- there may be (at least partial) conflict of interest (or even small misalignment) - especially if some of the guys work for a different companies (e.g. fixed price vendor projects)
- cultural differences may be a factor as well - if culture is a factor, "no != no" and "yes != yes"
- actual questions used while probing for "the current state of things" may not be "laser-sharp" (e.g. "is everything OK?" -> "Sure, everything's OK" (which still doesn't mean we can make it on time ...); "do you think we can make it?" -> "yes, definitely we can make it" (but the chance is 5% only ...))
- at last but not least - yes, sometimes people (for whatever reasons) are trying to intentionally sneak out of their own mistakes - by "distorting the reality" or plain, old bullshit ;>
As you can see, all of the points above can be generalized to one, root cause -> they are based on opinions -> subjective, susceptible to bias, somehow fuzzy OPINIONS (yes, estimation is also an opinion!). Everyone has one, these rarely do match & the justifications are individual (& usually quite hard to rely upon objectively).
Way of a samurai
Opinions are not that bad & can be turned into something accountable as long as one is fully independent & does not rely on external factors. Sadly it's rarely the case. So in practice all the governance has to rely on facts, instead of opinions.
What are the typical facts you can base your governance upon then?
- past time metrics - not hand-crafted (/ estimated), but taken directly from various side-effects of actual work taking place (e.g. cycle time = difference between the moment of backlog item's first appearance & its actual deployment on production)
- hard (work-)system constraints - e.g. unmovable deadlines (legislative ones, etc.)
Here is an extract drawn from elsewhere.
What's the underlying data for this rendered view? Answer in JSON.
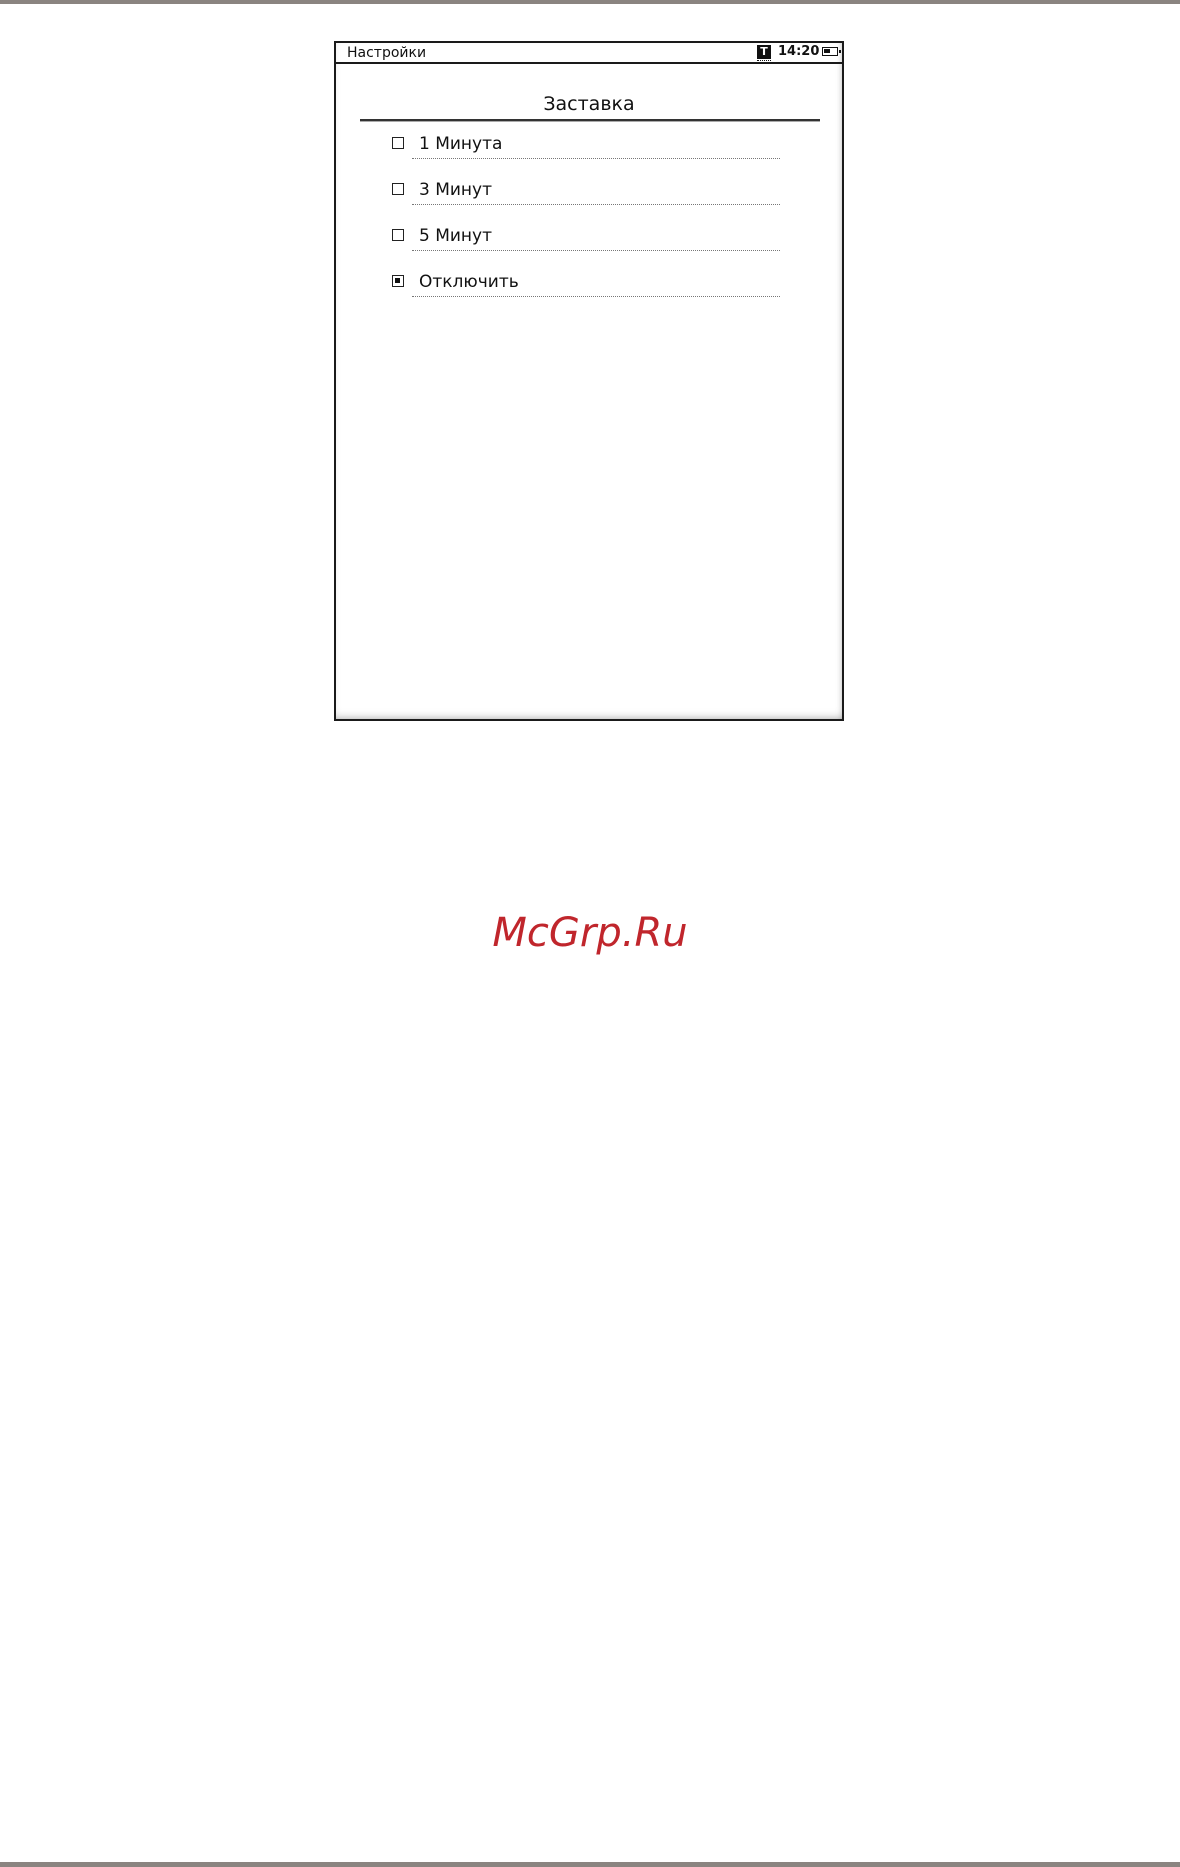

- verified bottlenecks (it doesn't make much sense to measure / optimize for anything that is NOT on the critical path)
- actual work - visualised & published according to the principles of radical transparency; teams who follow this concept actually treat being pro-actively open about their work as their priority number one
But is it (real-time governance) that important? Well, actual work does have to happen anyway, so maybe the point is not to overthink it, huh?
According to all I know about this business, the initial plans & estimations are important, but what really matters is what you learn (& how you react in response to that) on the way - adaptation to ever-changing conditions. If you can't properly assess the situation, what do you want to adapt to? It is a serious problem, because:
- trust once lost (due to differences in perception, detected never too soon) is very hard to gain back
- decisions based on false perception are far from optimal
- attempts to fix the situation that may have been escalated far earlier may have to be far more painful for the whole team (crunch-time, crippled product, feeling of being cheated/lied to)
What's probably even worse, Rashomon effects leads to the permanent state of desynchronisation where (once things start getting really nasty & it's more than clear for everyone that project / product is completely derailed) ...
- ... no-one feels responsible for whatever's wrong
- ... everyone has a feeling of being cheated / treated unfair
- ... everyone feels that (s)he was fully honest or at least fully justified in messages/opinions expressed
- ... everyone claims that the actual fault was somewhere out of her/his control
- ... in case of misunderstanding / miscommunication everyone assumes the other parties were lying / hiding the truth (while in fact it was - again - a matter of perception & wrong questions asked)
P.S. If you haven't yet, I encourage you to watch "Rashomon" just for fun - this movie is almost 70 yrs old, but still pleasure to watch. You can watch it for free here.